These forms of learned aggression may become more threatening, providing little warning in the “context of social code violations” e.g. disturbing a sleeping dog or taking a prized object away. The intensity of the dog’s response to these social code violations will directly depend on the negative stimulus. The dog described here has some control over their aggressive response and those responses are in direct correlation to the invoking stimulus.
Science Daily reported, “Using dominance to explain dog behavior is old hat.” One of their references included an article from JVB (2009) “Dominance in domestic dogs –useful construct or bad habit?” The paper is much broader than implied by Science Daily; the following will make clear some of their conclusions. Associative Learning Theory The paper suggests stable relationships between …

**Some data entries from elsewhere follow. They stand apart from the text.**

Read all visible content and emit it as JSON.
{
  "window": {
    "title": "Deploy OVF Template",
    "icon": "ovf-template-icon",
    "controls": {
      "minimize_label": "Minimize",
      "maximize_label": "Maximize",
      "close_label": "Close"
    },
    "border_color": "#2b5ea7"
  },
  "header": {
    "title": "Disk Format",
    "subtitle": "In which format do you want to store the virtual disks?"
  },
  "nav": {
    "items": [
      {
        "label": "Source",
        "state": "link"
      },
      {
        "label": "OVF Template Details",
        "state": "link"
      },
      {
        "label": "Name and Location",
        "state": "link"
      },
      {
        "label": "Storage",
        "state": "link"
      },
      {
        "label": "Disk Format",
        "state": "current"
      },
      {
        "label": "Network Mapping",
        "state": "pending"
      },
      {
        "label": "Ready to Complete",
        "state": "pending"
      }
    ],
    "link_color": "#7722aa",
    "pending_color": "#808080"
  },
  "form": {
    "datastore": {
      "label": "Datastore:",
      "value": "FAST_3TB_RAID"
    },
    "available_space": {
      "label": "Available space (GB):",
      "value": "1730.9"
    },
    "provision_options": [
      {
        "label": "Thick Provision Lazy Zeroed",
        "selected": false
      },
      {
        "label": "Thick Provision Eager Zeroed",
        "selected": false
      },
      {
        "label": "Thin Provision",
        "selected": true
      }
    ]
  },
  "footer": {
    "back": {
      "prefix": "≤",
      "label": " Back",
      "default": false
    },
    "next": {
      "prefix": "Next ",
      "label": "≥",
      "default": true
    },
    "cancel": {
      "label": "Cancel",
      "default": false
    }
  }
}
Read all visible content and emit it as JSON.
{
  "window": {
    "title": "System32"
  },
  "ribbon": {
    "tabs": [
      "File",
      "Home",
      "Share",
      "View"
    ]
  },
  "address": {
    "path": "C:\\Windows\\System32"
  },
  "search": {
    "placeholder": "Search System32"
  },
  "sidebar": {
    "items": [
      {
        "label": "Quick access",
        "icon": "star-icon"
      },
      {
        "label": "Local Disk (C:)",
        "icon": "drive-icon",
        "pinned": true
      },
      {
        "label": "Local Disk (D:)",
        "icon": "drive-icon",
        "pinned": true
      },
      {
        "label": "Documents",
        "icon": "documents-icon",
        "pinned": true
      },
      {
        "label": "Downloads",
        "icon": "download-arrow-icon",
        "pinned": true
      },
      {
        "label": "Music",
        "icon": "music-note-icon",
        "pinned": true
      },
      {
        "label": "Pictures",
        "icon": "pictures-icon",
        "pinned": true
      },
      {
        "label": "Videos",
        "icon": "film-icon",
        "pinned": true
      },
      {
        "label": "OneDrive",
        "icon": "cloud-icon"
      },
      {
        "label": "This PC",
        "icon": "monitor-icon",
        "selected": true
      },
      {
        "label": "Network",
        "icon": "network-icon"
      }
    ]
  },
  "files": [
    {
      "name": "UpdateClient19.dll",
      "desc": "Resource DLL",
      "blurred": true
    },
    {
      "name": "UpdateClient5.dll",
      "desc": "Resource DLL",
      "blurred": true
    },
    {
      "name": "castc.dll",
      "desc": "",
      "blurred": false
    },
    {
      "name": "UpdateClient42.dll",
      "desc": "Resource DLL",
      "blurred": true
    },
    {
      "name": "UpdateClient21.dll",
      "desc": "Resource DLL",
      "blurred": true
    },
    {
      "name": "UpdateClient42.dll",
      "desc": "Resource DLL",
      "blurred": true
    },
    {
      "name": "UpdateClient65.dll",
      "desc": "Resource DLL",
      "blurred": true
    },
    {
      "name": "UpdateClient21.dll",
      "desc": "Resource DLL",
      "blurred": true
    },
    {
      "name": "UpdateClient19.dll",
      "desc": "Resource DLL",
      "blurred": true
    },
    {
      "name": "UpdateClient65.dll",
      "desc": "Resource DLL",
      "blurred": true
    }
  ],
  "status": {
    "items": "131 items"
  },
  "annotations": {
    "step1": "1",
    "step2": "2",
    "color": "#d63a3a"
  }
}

Information owners should obtain before choosing a dog trainer * It is advised that clients call and interview a trainer prior to hiring them. If the trainer you are considering using falls into any of these categories, you should pick another trainer. · If the equipment recommended for basic obedience includes or is focused on choke collars, prong collars, or shock collars. · Trainers who ban head collars of any kind may rely unduly on force. · If the trainer instructs you to manage your dog’s behaviors by pinching toes, kneeing the dog in the chest or abdomen, hitting the dog, forcibly holding the dog down against their will, constantly yelling at the dog, frequently yanking the collar constantly, or using prong, choke, pinch or shock collars or electronic stimulation. · If the trainer believes most or all training is about encouraging the person to be “alpha” and teaching the dog to “submit”.
The purpose of this brief article is to demonstrate the value of identifying “good dog trainers” and incorporating this knowledge into your veterinary practice. The following recommendations represent a consensus document compiled by the authors as one of the final projects in the Advanced Applied Clinical Behavioral Medicine course at the 2004 NAVC PGI. Many of the authors are now using these recommendations in their practices in ways that have increased their productivity and altered the way they now practice medicine.
The ABC's of Learning Applied in Dog Training